BRIEF:
Repeat the material below exactly, line for line.

SUPPLIED ENTRIES:
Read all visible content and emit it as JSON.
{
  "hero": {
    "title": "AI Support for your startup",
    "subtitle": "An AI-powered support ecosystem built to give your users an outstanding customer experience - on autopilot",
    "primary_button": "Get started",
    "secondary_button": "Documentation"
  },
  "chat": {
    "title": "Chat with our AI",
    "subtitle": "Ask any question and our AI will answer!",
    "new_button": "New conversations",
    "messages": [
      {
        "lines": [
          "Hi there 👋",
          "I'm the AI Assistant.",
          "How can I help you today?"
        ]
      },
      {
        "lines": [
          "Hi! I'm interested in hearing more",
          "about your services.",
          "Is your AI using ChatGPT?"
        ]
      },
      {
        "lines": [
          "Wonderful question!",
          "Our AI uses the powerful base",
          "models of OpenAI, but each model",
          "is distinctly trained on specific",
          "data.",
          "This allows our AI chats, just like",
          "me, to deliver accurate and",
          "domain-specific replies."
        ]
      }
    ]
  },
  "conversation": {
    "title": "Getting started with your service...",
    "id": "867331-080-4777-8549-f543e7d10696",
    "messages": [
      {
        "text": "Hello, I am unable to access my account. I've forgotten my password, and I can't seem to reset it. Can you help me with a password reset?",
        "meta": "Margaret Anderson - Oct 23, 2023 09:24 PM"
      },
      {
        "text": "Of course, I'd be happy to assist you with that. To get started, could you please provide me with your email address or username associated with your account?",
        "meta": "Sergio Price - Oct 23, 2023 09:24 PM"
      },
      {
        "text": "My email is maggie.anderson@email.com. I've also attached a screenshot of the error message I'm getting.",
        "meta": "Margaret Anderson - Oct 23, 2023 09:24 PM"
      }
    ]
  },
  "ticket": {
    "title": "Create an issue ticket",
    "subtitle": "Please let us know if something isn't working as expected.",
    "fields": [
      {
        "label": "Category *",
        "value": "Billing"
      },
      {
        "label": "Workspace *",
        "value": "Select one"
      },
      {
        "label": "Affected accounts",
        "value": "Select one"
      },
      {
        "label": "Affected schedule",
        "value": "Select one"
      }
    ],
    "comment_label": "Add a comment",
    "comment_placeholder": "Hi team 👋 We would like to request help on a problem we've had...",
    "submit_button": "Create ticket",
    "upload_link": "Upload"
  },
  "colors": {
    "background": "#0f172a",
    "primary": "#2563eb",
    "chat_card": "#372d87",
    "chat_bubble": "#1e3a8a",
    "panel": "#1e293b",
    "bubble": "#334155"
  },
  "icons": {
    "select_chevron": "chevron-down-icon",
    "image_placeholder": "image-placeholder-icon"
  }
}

WRITTEN RESPONSE:
Read all visible content and emit it as JSON.
{
  "hero": {
    "title": "AI Support for your startup",
    "subtitle": "An AI-powered support ecosystem built to give your users an outstanding customer experience - on autopilot",
    "primary_button": "Get started",
    "secondary_button": "Documentation"
  },
  "chat": {
    "title": "Chat with our AI",
    "subtitle": "Ask any question and our AI will answer!",
    "new_button": "New conversations",
    "messages": [
      {
        "lines": [
          "Hi there 👋",
          "I'm the AI Assistant.",
          "How can I help you today?"
        ]
      },
      {
        "lines": [
          "Hi! I'm interested in hearing more",
          "about your services.",
          "Is your AI using ChatGPT?"
        ]
      },
      {
        "lines": [
          "Wonderful question!",
          "Our AI uses the powerful base",
          "models of OpenAI, but each model",
          "is distinctly trained on specific",
          "data.",
          "This allows our AI chats, just like",
          "me, to deliver accurate and",
          "domain-specific replies."
        ]
      }
    ]
  },
  "conversation": {
    "title": "Getting started with your service...",
    "id": "867331-080-4777-8549-f543e7d10696",
    "messages": [
      {
        "text": "Hello, I am unable to access my account. I've forgotten my password, and I can't seem to reset it. Can you help me with a password reset?",
        "meta": "Margaret Anderson - Oct 23, 2023 09:24 PM"
      },
      {
        "text": "Of course, I'd be happy to assist you with that. To get started, could you please provide me with your email address or username associated with your account?",
        "meta": "Sergio Price - Oct 23, 2023 09:24 PM"
      },
      {
        "text": "My email is maggie.anderson@email.com. I've also attached a screenshot of the error message I'm getting.",
        "meta": "Margaret Anderson - Oct 23, 2023 09:24 PM"
      }
    ]
  },
  "ticket": {
    "title": "Create an issue ticket",
    "subtitle": "Please let us know if something isn't working as expected.",
    "fields": [
      {
        "label": "Category *",
        "value": "Billing"
      },
      {
        "label": "Workspace *",
        "value": "Select one"
      },
      {
        "label": "Affected accounts",
        "value": "Select one"
      },
      {
        "label": "Affected schedule",
        "value": "Select one"
      }
    ],
    "comment_label": "Add a comment",
    "comment_placeholder": "Hi team 👋 We would like to request help on a problem we've had...",
    "submit_button": "Create ticket",
    "upload_link": "Upload"
  },
  "colors": {
    "background": "#0f172a",
    "primary": "#2563eb",
    "chat_card": "#372d87",
    "chat_bubble": "#1e3a8a",
    "panel": "#1e293b",
    "bubble": "#334155"
  },
  "icons": {
    "select_chevron": "chevron-down-icon",
    "image_placeholder": "image-placeholder-icon"
  }
}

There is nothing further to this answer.